Work instruction: Print every line of the data exactly as shown.

Source data:
▬▬▬▬▬▬▬▬▬▬

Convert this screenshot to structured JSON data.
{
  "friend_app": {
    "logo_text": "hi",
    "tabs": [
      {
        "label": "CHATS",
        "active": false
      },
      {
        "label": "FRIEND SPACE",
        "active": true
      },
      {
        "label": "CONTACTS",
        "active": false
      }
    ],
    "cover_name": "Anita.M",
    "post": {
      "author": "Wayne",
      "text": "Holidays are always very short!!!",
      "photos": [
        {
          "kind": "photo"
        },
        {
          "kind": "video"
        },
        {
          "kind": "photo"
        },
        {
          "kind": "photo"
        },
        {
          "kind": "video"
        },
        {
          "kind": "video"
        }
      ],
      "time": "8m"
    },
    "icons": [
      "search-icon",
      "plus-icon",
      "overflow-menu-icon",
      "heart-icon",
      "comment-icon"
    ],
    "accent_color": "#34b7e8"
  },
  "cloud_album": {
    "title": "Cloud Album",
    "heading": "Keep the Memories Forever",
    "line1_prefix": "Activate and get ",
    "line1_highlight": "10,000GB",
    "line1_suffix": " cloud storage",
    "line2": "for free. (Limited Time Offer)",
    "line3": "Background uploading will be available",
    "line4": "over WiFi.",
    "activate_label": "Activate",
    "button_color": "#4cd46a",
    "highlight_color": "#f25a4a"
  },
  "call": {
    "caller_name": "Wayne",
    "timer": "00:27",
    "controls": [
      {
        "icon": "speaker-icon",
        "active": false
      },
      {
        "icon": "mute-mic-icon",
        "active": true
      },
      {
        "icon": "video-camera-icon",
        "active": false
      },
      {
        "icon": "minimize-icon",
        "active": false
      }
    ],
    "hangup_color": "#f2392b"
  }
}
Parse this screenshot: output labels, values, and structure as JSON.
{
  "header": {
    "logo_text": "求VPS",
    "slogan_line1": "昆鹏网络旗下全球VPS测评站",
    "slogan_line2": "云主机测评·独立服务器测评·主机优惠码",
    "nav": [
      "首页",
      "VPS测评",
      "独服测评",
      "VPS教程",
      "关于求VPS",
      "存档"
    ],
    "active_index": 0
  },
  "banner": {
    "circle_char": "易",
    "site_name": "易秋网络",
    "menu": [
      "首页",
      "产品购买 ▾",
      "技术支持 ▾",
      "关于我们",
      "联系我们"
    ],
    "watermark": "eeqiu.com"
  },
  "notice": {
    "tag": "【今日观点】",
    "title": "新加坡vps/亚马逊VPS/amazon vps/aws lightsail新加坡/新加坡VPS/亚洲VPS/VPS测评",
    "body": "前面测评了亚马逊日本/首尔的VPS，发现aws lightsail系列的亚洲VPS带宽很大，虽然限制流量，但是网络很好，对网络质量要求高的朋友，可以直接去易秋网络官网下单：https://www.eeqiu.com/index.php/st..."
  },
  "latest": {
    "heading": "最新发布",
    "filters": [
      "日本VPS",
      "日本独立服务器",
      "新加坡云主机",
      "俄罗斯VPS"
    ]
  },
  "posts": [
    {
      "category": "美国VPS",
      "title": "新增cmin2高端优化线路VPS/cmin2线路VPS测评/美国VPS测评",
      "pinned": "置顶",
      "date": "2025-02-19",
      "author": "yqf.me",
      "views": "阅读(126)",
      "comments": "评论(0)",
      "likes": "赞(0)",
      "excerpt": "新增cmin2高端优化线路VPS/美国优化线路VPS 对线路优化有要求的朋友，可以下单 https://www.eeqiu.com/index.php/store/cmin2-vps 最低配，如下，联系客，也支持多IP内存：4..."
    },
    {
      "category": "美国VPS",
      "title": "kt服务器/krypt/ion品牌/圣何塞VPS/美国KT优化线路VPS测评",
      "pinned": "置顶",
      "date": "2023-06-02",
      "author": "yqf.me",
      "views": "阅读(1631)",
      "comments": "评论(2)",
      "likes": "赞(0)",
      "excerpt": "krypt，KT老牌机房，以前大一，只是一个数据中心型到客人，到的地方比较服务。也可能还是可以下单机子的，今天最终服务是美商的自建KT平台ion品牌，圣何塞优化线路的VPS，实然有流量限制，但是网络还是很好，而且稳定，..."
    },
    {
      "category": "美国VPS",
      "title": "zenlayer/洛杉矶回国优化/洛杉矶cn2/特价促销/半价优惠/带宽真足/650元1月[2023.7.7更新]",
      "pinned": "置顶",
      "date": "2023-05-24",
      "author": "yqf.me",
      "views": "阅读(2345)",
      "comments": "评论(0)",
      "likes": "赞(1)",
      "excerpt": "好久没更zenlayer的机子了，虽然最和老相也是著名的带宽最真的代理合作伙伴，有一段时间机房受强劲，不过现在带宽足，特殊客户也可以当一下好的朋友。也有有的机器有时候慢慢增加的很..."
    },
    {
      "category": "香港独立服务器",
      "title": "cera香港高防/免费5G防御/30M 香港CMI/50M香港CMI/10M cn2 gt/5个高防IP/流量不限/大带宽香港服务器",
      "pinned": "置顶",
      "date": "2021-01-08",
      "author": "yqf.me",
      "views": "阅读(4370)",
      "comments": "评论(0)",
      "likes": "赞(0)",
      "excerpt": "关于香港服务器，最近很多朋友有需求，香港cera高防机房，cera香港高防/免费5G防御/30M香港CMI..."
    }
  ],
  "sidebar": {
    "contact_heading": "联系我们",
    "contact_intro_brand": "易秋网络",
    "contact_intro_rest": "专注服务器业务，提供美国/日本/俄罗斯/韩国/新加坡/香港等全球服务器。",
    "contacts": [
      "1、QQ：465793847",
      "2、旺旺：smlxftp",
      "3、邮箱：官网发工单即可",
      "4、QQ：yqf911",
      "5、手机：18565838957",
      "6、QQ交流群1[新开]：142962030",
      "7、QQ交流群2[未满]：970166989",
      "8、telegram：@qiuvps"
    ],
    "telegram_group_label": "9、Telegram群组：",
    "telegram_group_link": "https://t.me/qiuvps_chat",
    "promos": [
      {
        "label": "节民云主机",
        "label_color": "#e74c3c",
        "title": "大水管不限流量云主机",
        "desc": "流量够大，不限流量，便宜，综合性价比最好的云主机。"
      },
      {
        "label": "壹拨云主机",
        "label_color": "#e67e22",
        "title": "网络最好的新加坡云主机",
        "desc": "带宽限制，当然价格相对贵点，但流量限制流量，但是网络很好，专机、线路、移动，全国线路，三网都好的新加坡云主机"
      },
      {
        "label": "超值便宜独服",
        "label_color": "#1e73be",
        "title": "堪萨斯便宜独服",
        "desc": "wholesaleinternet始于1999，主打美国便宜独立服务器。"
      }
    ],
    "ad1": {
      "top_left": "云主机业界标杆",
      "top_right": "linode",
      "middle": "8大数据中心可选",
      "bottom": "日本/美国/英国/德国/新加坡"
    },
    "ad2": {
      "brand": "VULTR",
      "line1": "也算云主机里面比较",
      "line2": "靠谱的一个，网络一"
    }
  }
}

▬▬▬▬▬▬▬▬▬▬

Result:
Convert this screenshot to structured JSON data.
{
  "friend_app": {
    "logo_text": "hi",
    "tabs": [
      {
        "label": "CHATS",
        "active": false
      },
      {
        "label": "FRIEND SPACE",
        "active": true
      },
      {
        "label": "CONTACTS",
        "active": false
      }
    ],
    "cover_name": "Anita.M",
    "post": {
      "author": "Wayne",
      "text": "Holidays are always very short!!!",
      "photos": [
        {
          "kind": "photo"
        },
        {
          "kind": "video"
        },
        {
          "kind": "photo"
        },
        {
          "kind": "photo"
        },
        {
          "kind": "video"
        },
        {
          "kind": "video"
        }
      ],
      "time": "8m"
    },
    "icons": [
      "search-icon",
      "plus-icon",
      "overflow-menu-icon",
      "heart-icon",
      "comment-icon"
    ],
    "accent_color": "#34b7e8"
  },
  "cloud_album": {
    "title": "Cloud Album",
    "heading": "Keep the Memories Forever",
    "line1_prefix": "Activate and get ",
    "line1_highlight": "10,000GB",
    "line1_suffix": " cloud storage",
    "line2": "for free. (Limited Time Offer)",
    "line3": "Background uploading will be available",
    "line4": "over WiFi.",
    "activate_label": "Activate",
    "button_color": "#4cd46a",
    "highlight_color": "#f25a4a"
  },
  "call": {
    "caller_name": "Wayne",
    "timer": "00:27",
    "controls": [
      {
        "icon": "speaker-icon",
        "active": false
      },
      {
        "icon": "mute-mic-icon",
        "active": true
      },
      {
        "icon": "video-camera-icon",
        "active": false
      },
      {
        "icon": "minimize-icon",
        "active": false
      }
    ],
    "hangup_color": "#f2392b"
  }
}
Parse this screenshot: output labels, values, and structure as JSON.
{
  "header": {
    "logo_text": "求VPS",
    "slogan_line1": "昆鹏网络旗下全球VPS测评站",
    "slogan_line2": "云主机测评·独立服务器测评·主机优惠码",
    "nav": [
      "首页",
      "VPS测评",
      "独服测评",
      "VPS教程",
      "关于求VPS",
      "存档"
    ],
    "active_index": 0
  },
  "banner": {
    "circle_char": "易",
    "site_name": "易秋网络",
    "menu": [
      "首页",
      "产品购买 ▾",
      "技术支持 ▾",
      "关于我们",
      "联系我们"
    ],
    "watermark": "eeqiu.com"
  },
  "notice": {
    "tag": "【今日观点】",
    "title": "新加坡vps/亚马逊VPS/amazon vps/aws lightsail新加坡/新加坡VPS/亚洲VPS/VPS测评",
    "body": "前面测评了亚马逊日本/首尔的VPS，发现aws lightsail系列的亚洲VPS带宽很大，虽然限制流量，但是网络很好，对网络质量要求高的朋友，可以直接去易秋网络官网下单：https://www.eeqiu.com/index.php/st..."
  },
  "latest": {
    "heading": "最新发布",
    "filters": [
      "日本VPS",
      "日本独立服务器",
      "新加坡云主机",
      "俄罗斯VPS"
    ]
  },
  "posts": [
    {
      "category": "美国VPS",
      "title": "新增cmin2高端优化线路VPS/cmin2线路VPS测评/美国VPS测评",
      "pinned": "置顶",
      "date": "2025-02-19",
      "author": "yqf.me",
      "views": "阅读(126)",
      "comments": "评论(0)",
      "likes": "赞(0)",
      "excerpt": "新增cmin2高端优化线路VPS/美国优化线路VPS 对线路优化有要求的朋友，可以下单 https://www.eeqiu.com/index.php/store/cmin2-vps 最低配，如下，联系客，也支持多IP内存：4..."
    },
    {
      "category": "美国VPS",
      "title": "kt服务器/krypt/ion品牌/圣何塞VPS/美国KT优化线路VPS测评",
      "pinned": "置顶",
      "date": "2023-06-02",
      "author": "yqf.me",
      "views": "阅读(1631)",
      "comments": "评论(2)",
      "likes": "赞(0)",
      "excerpt": "krypt，KT老牌机房，以前大一，只是一个数据中心型到客人，到的地方比较服务。也可能还是可以下单机子的，今天最终服务是美商的自建KT平台ion品牌，圣何塞优化线路的VPS，实然有流量限制，但是网络还是很好，而且稳定，..."
    },
    {
      "category": "美国VPS",
      "title": "zenlayer/洛杉矶回国优化/洛杉矶cn2/特价促销/半价优惠/带宽真足/650元1月[2023.7.7更新]",
      "pinned": "置顶",
      "date": "2023-05-24",
      "author": "yqf.me",
      "views": "阅读(2345)",
      "comments": "评论(0)",
      "likes": "赞(1)",
      "excerpt": "好久没更zenlayer的机子了，虽然最和老相也是著名的带宽最真的代理合作伙伴，有一段时间机房受强劲，不过现在带宽足，特殊客户也可以当一下好的朋友。也有有的机器有时候慢慢增加的很..."
    },
    {
      "category": "香港独立服务器",
      "title": "cera香港高防/免费5G防御/30M 香港CMI/50M香港CMI/10M cn2 gt/5个高防IP/流量不限/大带宽香港服务器",
      "pinned": "置顶",
      "date": "2021-01-08",
      "author": "yqf.me",
      "views": "阅读(4370)",
      "comments": "评论(0)",
      "likes": "赞(0)",
      "excerpt": "关于香港服务器，最近很多朋友有需求，香港cera高防机房，cera香港高防/免费5G防御/30M香港CMI..."
    }
  ],
  "sidebar": {
    "contact_heading": "联系我们",
    "contact_intro_brand": "易秋网络",
    "contact_intro_rest": "专注服务器业务，提供美国/日本/俄罗斯/韩国/新加坡/香港等全球服务器。",
    "contacts": [
      "1、QQ：465793847",
      "2、旺旺：smlxftp",
      "3、邮箱：官网发工单即可",
      "4、QQ：yqf911",
      "5、手机：18565838957",
      "6、QQ交流群1[新开]：142962030",
      "7、QQ交流群2[未满]：970166989",
      "8、telegram：@qiuvps"
    ],
    "telegram_group_label": "9、Telegram群组：",
    "telegram_group_link": "https://t.me/qiuvps_chat",
    "promos": [
      {
        "label": "节民云主机",
        "label_color": "#e74c3c",
        "title": "大水管不限流量云主机",
        "desc": "流量够大，不限流量，便宜，综合性价比最好的云主机。"
      },
      {
        "label": "壹拨云主机",
        "label_color": "#e67e22",
        "title": "网络最好的新加坡云主机",
        "desc": "带宽限制，当然价格相对贵点，但流量限制流量，但是网络很好，专机、线路、移动，全国线路，三网都好的新加坡云主机"
      },
      {
        "label": "超值便宜独服",
        "label_color": "#1e73be",
        "title": "堪萨斯便宜独服",
        "desc": "wholesaleinternet始于1999，主打美国便宜独立服务器。"
      }
    ],
    "ad1": {
      "top_left": "云主机业界标杆",
      "top_right": "linode",
      "middle": "8大数据中心可选",
      "bottom": "日本/美国/英国/德国/新加坡"
    },
    "ad2": {
      "brand": "VULTR",
      "line1": "也算云主机里面比较",
      "line2": "靠谱的一个，网络一"
    }
  }
}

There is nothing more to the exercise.